The Art of Hiding is a new novel by Amanda Prowse, releasing on August 22nd. I was invited to read an advance copy by Lake Union Publishing, so I owe them a big thank you for sending this book my way! I was excited when I received this book because I had not read any novels by Prowse before, and I love discovering new authors!
To be perfectly honest, I was a little disappointed after reading the synopsis. The book sounded, well, depressing. The main character, Nina, finds her world unraveling at the death of her husband (not a spoiler – the whole book is based on this event and the ripple effect it causes). It seemed rather sad and dark and reminded me of a novel I read earlier in the summer, Sisters One, Two, Three, which also had a depressing vibe up front. However, like Sisters One, Two, Three, I ended up being pleasantly surprised by The Art of Hiding.

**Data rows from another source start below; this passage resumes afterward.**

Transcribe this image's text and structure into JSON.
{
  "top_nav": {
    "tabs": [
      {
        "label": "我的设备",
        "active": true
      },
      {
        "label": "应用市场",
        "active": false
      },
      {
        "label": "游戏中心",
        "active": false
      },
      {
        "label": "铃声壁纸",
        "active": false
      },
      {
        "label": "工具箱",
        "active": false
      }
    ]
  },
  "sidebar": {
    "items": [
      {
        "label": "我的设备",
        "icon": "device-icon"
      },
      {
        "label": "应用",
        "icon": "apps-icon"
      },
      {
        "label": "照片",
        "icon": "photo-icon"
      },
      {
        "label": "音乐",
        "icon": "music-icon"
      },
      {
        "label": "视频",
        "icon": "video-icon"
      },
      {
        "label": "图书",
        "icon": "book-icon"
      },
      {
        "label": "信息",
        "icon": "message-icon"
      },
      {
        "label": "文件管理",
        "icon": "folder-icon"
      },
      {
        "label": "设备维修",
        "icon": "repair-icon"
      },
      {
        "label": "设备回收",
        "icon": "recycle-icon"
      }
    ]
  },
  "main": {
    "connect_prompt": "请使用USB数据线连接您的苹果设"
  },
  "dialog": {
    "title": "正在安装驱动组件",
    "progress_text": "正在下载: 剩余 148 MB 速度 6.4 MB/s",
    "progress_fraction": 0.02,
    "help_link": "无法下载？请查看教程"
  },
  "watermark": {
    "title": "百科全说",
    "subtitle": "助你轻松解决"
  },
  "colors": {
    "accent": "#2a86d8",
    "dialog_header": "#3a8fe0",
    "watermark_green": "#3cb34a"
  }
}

While it turned out that, yes, the circumstances of this book were in fact depressing, I found the story to be interesting and ultimately uplifting. Nina, a woman who came from nothing, marries a successful and wealthy man and lives a whole new life, filled with luxury. Her world then shatters when she loses her husband and is left alone to try to provide for her two boys, with no one but her sister, Tiggy, a bit of a grown up wild child, to help her out.
While books set with sad and depressing circumstances don’t often appeal to me, strong characters do. Nina was very well-written. Her character went through many stages and developed beautifully into a strong, independent woman. Prowse writes Nina’s struggles elegantly, using detail and emotion to make the reader really empathize with her.
In addition to Nina being well-written, Tiggy was a great supporting character, bringing laughter and a sense of security to the story. Nina’s boys, Connor and Declan, are also great characters. They are tasked with staying brave for their mother while also mourning their father and having their entire lives turned upside down. Unlike Nina, the boys have only ever known luxury, private schools, fine clothes, and a mansion. So their new circumstances are less of an uncomfortable adjustment and more of a complete and utter shock.
I liked this story. I wasn’t sure I would, but good writing has a way of doing that!
I think Nina is a strong character and I would recommend this book to anyone who enjoys reading real stories that show what it means to struggle and to overcome.
The Art of Hiding releases on August 22, 2017.
One of my favorite quotes from the book:
“She recalled how she had judged the hopeless and hapless people that she had spied trudging into a similar establishment in Bath. Maybe some of them had been far from hopeless and hapless; maybe they were just individuals who were a little down on their luck, whose lives had been thrown into disarray… People like her.” – The Art of Hiding
Up Next: My review of a children’s picture book, What Do You Do with a Problem? Subscribe to the blog or sign up with your email here so you don’t miss out!